Leduc, who explores disability within fairytales, and Leah Lakshmi Piepzna Samarshina, who speaks about inter-community care and intersectional disability spaces. I am interested in the surrealist movement, and the way that many surrealist artists tell stories within their art, like Frida Kahlo and Leonora Carrington, as well as the ways that their work connects to their experiences of disability.
The traditions of textile art, as well as other specialties that have been historically considered ‘feminine’ crafts, and their importance in storytelling, creative expression, and record keeping for women, enslaved people, and other marginalised groups, are integral to my practice. The appreciation and continuation of these crafts, as well as the understanding of their historical significance, is very important to me. The quilters of Gees Bend, Louise Bourgeois, and Sally Hewett are some of the textile artist that I have been looking at, as well as historical examples with anonymous creators like the Bayeux tapestry. By combining these elements, I hope to create work that is accessible to both disabled people and non-disabled people and conveys a narrative that is relatable to people with a wide range of experiences.
My work has always been centerer around the themes of the body and the human form. In recent years the work has developed strong themes of queer art with the use of body image. My own experiences with body inspire me to make unconventional artists books reflecting my Polish heritage. There is a vulnerability in my work that contradicts with the masculine army themes. I work with bookbinding, papermaking, fabric collage, quilting and drawing. My process always begins with drawing of my body and how I reflect to my own drawings fuels my making.

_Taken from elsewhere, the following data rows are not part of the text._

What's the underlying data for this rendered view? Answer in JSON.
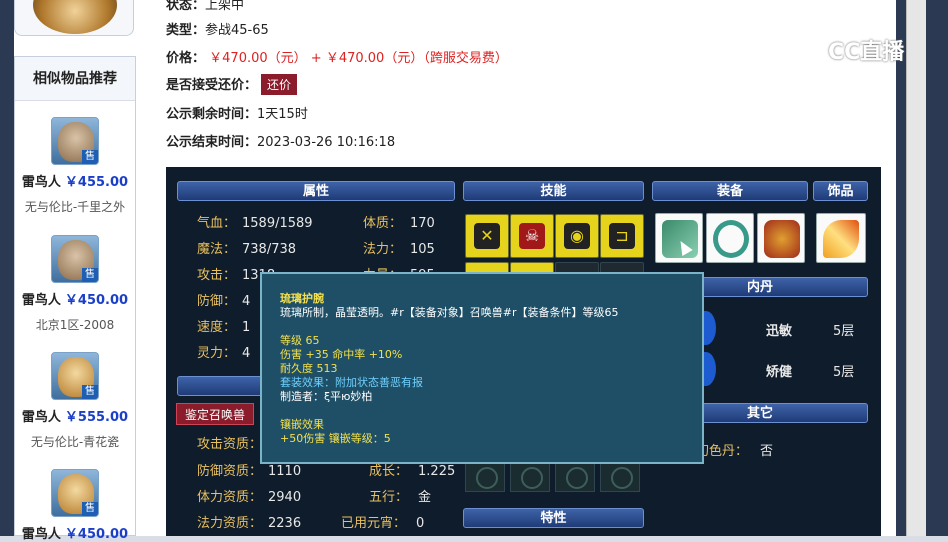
{
  "sidebar": {
    "title": "相似物品推荐",
    "items": [
      {
        "name": "雷鸟人",
        "price": "￥455.00",
        "desc": "无与伦比-千里之外",
        "sell": "售"
      },
      {
        "name": "雷鸟人",
        "price": "￥450.00",
        "desc": "北京1区-2008",
        "sell": "售"
      },
      {
        "name": "雷鸟人",
        "price": "￥555.00",
        "desc": "无与伦比-青花瓷",
        "sell": "售"
      },
      {
        "name": "雷鸟人",
        "price": "￥450.00",
        "desc": "",
        "sell": "售"
      }
    ]
  },
  "info": {
    "status_label": "状态：",
    "status_value": "上架中",
    "type_label": "类型：",
    "type_value": "参战45-65",
    "price_label": "价格：",
    "price_value": "￥470.00（元）",
    "price_plus": "+",
    "price_fee": "￥470.00（元）（跨服交易费）",
    "haggle_label": "是否接受还价：",
    "haggle_button": "还价",
    "remaining_label": "公示剩余时间：",
    "remaining_value": "1天15时",
    "end_label": "公示结束时间：",
    "end_value": "2023-03-26 10:16:18"
  },
  "panel": {
    "headers": {
      "attributes": "属性",
      "skills": "技能",
      "equipment": "装备",
      "accessory": "饰品",
      "neidan": "内丹",
      "other": "其它",
      "traits": "特性"
    },
    "stats_left": [
      {
        "k": "气血：",
        "v": "1589/1589"
      },
      {
        "k": "魔法：",
        "v": "738/738"
      },
      {
        "k": "攻击：",
        "v": "1318"
      },
      {
        "k": "防御：",
        "v": "4"
      },
      {
        "k": "速度：",
        "v": "1"
      },
      {
        "k": "灵力：",
        "v": "4"
      }
    ],
    "stats_right": [
      {
        "k": "体质：",
        "v": "170"
      },
      {
        "k": "法力：",
        "v": "105"
      },
      {
        "k": "力量：",
        "v": "595"
      }
    ],
    "appraise_button": "鉴定召唤兽",
    "aptitude": [
      {
        "k": "攻击资质：",
        "v": ""
      },
      {
        "k": "防御资质：",
        "v": "1110"
      },
      {
        "k": "体力资质：",
        "v": "2940"
      },
      {
        "k": "法力资质：",
        "v": "2236"
      }
    ],
    "aptitude_right": [
      {
        "k": "成长：",
        "v": "1.225"
      },
      {
        "k": "五行：",
        "v": "金"
      },
      {
        "k": "已用元宵：",
        "v": "0"
      }
    ],
    "neidan_list": [
      {
        "name": "迅敏",
        "level": "5层"
      },
      {
        "name": "矫健",
        "level": "5层"
      }
    ],
    "other_label": "幻色丹：",
    "other_value": "否"
  },
  "tooltip": {
    "title": "琉璃护腕",
    "desc": "琉璃所制，晶莹透明。#r【装备对象】召唤兽#r【装备条件】等级65",
    "level": "等级 65",
    "damage": "伤害 +35 命中率 +10%",
    "durability": "耐久度 513",
    "set_effect": "套装效果：附加状态善恶有报",
    "maker": "制造者：ξ平ю妙柏",
    "inlay_title": "镶嵌效果",
    "inlay_detail": "+50伤害 镶嵌等级：5"
  },
  "watermark": {
    "text": "CC直播"
  },
  "colors": {
    "accent_red": "#d22222",
    "panel_bg": "#0f1c2b",
    "header_blue": "#2e4f95",
    "price_blue": "#1c3fc8"
  }
}
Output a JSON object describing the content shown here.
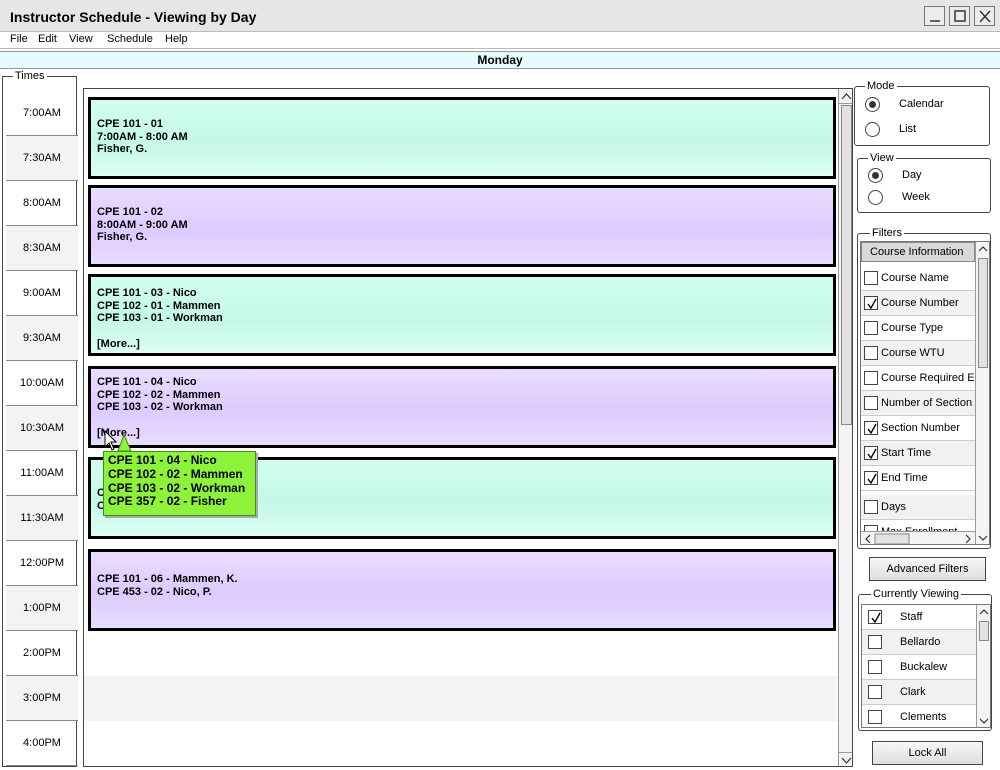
{
  "window": {
    "title": "Instructor Schedule - Viewing by Day"
  },
  "menu": [
    "File",
    "Edit",
    "View",
    "Schedule",
    "Help"
  ],
  "day_header": "Monday",
  "times": {
    "legend": "Times",
    "slots": [
      "7:00AM",
      "7:30AM",
      "8:00AM",
      "8:30AM",
      "9:00AM",
      "9:30AM",
      "10:00AM",
      "10:30AM",
      "11:00AM",
      "11:30AM",
      "12:00PM",
      "1:00PM",
      "2:00PM",
      "3:00PM",
      "4:00PM"
    ]
  },
  "events": [
    {
      "color": "green",
      "lines": [
        "CPE 101 - 01",
        "7:00AM - 8:00 AM",
        "Fisher, G."
      ]
    },
    {
      "color": "purple",
      "lines": [
        "CPE 101 - 02",
        "8:00AM - 9:00 AM",
        "Fisher, G."
      ]
    },
    {
      "color": "green",
      "lines": [
        "CPE 101 - 03 - Nico",
        "CPE 102 - 01 - Mammen",
        "CPE 103 - 01 - Workman"
      ],
      "more": "[More...]"
    },
    {
      "color": "purple",
      "lines": [
        "CPE 101 - 04 - Nico",
        "CPE 102 - 02 - Mammen",
        "CPE 103 - 02 - Workman"
      ],
      "more": "[More...]"
    },
    {
      "color": "green",
      "lines": [
        "C",
        "C"
      ]
    },
    {
      "color": "purple",
      "lines": [
        "CPE 101 - 06 - Mammen, K.",
        "CPE 453 - 02 - Nico, P."
      ]
    }
  ],
  "tooltip": [
    "CPE 101 - 04 - Nico",
    "CPE 102 - 02 - Mammen",
    "CPE 103 - 02 - Workman",
    "CPE 357 - 02 - Fisher"
  ],
  "mode": {
    "legend": "Mode",
    "options": [
      "Calendar",
      "List"
    ],
    "selected": "Calendar"
  },
  "view": {
    "legend": "View",
    "options": [
      "Day",
      "Week"
    ],
    "selected": "Day"
  },
  "filters": {
    "legend": "Filters",
    "header": "Course Information",
    "items": [
      {
        "label": "Course Name",
        "checked": false
      },
      {
        "label": "Course Number",
        "checked": true
      },
      {
        "label": "Course Type",
        "checked": false
      },
      {
        "label": "Course WTU",
        "checked": false
      },
      {
        "label": "Course Required E",
        "checked": false
      },
      {
        "label": "Number of Section",
        "checked": false
      },
      {
        "label": "Section Number",
        "checked": true
      },
      {
        "label": "Start Time",
        "checked": true
      },
      {
        "label": "End Time",
        "checked": true
      },
      {
        "label": "Days",
        "checked": false
      },
      {
        "label": "Max Enrollment",
        "checked": false
      }
    ]
  },
  "advanced_filters_label": "Advanced Filters",
  "currently_viewing": {
    "legend": "Currently Viewing",
    "items": [
      {
        "label": "Staff",
        "checked": true
      },
      {
        "label": "Bellardo",
        "checked": false
      },
      {
        "label": "Buckalew",
        "checked": false
      },
      {
        "label": "Clark",
        "checked": false
      },
      {
        "label": "Clements",
        "checked": false
      }
    ]
  },
  "lock_all_label": "Lock All"
}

My work is informed by my identity as both Albanian and Irish. My focus revolves around the Third Space Theory which is taken from the work of cultural and post-colonial theorist Homi Bhabha. It speaks about one space (Albania), a second space (Ireland) and the third space being the liminal space in between. The Third Space enables the creation of something different, something new and unrecognisable, a new area of negotiation of meaning and representation. As a mixed media artist I

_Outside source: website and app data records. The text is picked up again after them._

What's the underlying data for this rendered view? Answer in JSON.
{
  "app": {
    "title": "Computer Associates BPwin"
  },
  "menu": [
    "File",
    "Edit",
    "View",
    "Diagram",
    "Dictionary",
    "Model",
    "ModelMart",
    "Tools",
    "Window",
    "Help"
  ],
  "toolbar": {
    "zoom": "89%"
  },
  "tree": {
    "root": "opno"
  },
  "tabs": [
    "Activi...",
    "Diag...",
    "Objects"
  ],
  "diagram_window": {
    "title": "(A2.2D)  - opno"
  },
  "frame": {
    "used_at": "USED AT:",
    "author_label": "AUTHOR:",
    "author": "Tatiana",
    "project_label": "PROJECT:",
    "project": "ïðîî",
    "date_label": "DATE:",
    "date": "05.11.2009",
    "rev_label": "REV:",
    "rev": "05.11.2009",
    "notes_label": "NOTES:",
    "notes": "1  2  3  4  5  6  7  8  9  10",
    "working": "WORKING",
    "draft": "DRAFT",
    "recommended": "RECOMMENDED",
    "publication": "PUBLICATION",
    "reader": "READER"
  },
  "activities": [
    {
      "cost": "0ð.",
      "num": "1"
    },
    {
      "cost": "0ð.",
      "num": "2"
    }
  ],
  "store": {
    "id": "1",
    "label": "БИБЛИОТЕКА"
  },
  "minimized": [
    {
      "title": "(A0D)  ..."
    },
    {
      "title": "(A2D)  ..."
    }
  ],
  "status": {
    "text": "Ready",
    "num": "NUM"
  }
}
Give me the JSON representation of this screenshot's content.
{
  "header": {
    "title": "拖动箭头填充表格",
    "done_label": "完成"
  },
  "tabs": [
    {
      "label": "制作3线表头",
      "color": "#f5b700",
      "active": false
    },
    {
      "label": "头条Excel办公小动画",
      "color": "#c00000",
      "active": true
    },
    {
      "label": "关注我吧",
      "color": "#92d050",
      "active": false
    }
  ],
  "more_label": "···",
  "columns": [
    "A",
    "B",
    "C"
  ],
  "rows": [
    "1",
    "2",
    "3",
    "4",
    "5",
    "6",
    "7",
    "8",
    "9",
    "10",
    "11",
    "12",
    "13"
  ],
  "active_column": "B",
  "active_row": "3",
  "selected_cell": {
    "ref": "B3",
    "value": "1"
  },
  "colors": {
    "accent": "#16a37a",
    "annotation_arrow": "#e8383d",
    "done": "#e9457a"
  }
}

employ painting, photography, text, and old objects to investigate issues of displacement, family, language, memory and loss of culture. I portray nostalgia and the anxieties connected to the memories I have of moving away so young. I enjoy
painting from old photos I have from Albania and overlaying them with text, whether it be with Albanian songs, Irish poems, or just text that resonates with me. I find this attempts to connect the two cultures. The idea of displacement, or loss of culture, is
a big theme in my work as it has affected not only me, but also my family and millions of others across the world. It is a familiar feeling for many people, and I feel it is a very important topic to dissect.
‘Geometry lies behind everything as a living force,
Not as a dead, abstract, intellectual invention,
But as a reality in motion.’
- David Nash (b. 1945) Artist and sculptor.
The installation at the centre of my exhibition is an icosahedron structure which I
have used to depict mankind’s attempted protection of the natural environment.
Through working in print my aim is to communicate my own enjoyment of the natural
environment and to delve into my appreciation of the meditative atmospheres that
can be found in natural settings.
My laser cuttings explore the ephemeral in the art-making process by burning into
paper echoing environmental disintegration due to encroaching climate change.
This motif is also represented in the base of the icosahedron which conveys the
precarious balance between protecting nature and unwittingly destroying it.
Relief from the hectic day-to-day comes when one is able to immerse oneself in
nature and achieve a solitary, meditative experience. This is reflected in the works of
artists Rodrigo Arteaga (b. 1988) and David Nash (b. 1945) and poet W. S. Merwin
(1927 – 2019) whose works addressing the tipping point of sustainability and climate
change have influenced my own.